31 August, 2012
Avoiding Train Crashes And Other Disasters
It's interesting that when there is some kind of catastrophe - such as a train crash, Titanic disaster, tsunami and so on - there are always stories about people who should have been involved, perhaps even injured or killed, but for some reason stayed away.
Lyall Watson talks about this in his book Supernature and quotes an American mathematician, William Cox, who completed a survey in an attempt to discover whether people really do avoid travelling on trains which were going to be involved in an accident.

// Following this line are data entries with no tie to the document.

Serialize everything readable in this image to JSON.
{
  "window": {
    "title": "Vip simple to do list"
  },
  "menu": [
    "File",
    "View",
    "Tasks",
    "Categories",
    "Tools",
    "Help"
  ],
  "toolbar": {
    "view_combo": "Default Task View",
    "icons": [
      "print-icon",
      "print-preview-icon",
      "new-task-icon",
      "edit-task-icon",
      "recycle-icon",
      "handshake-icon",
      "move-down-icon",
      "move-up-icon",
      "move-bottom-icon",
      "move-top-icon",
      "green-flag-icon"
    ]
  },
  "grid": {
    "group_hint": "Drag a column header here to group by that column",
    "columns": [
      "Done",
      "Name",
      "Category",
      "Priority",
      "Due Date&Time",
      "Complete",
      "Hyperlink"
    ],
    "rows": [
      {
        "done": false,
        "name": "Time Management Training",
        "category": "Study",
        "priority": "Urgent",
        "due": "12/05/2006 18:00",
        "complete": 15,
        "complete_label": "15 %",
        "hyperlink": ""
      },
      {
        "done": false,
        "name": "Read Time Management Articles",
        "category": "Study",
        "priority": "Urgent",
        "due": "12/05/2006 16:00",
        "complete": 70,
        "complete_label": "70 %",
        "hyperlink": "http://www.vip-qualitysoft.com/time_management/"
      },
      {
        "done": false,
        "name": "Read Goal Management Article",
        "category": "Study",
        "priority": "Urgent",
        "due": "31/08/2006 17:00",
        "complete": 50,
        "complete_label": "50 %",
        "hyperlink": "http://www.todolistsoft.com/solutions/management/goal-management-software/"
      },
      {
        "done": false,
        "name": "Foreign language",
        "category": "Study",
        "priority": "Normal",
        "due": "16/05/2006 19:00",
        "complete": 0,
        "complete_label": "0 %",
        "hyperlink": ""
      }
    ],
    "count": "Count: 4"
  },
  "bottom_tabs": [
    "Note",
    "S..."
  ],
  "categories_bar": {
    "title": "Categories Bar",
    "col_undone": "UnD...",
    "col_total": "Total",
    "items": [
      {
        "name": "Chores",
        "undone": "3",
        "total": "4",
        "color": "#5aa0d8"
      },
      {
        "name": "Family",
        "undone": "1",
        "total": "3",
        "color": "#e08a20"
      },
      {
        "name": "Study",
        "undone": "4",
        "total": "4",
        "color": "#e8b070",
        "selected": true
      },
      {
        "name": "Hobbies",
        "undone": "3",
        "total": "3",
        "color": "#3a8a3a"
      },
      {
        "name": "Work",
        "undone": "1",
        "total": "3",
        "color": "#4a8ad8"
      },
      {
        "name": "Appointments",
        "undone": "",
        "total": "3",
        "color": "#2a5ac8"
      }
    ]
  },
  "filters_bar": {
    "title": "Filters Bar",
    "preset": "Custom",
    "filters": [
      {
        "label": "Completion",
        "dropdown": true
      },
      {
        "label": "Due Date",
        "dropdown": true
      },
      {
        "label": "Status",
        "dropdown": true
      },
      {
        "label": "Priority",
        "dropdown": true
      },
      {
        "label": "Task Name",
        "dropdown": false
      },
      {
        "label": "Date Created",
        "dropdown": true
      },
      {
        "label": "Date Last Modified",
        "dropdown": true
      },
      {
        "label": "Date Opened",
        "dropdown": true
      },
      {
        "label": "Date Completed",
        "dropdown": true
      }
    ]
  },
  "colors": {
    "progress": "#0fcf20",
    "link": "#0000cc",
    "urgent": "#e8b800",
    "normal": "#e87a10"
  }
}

The mathematician collected data on the total number of people on each train, at the time of an accident, and compared these with the number of passengers who travelled on the same train during each of the preceding seven days and on the fourteenth, twenty-first and twenty-eighth day before the accident.
His final results, which covered several years, show that people did in fact avoid accident bound trains. There were always fewer passengers in the damaged and derailed coaches than would have been expected for that train at that time.
The difference between expected and actual number of passengers was so great that the odds against it occurring by chance were over 100 to one.
Okay, as someone or other said: 72.6% of statistics are made up! But it does illustrate that sometimes we may be guided away from events, happenings and people. Oh, and the opposite of course. We are also guided towards 'things'. That is, if we trust our intuition and feelings or anything else in which we believe.
In other words, if something doesn't feel right - don't do it. If it does, go for it!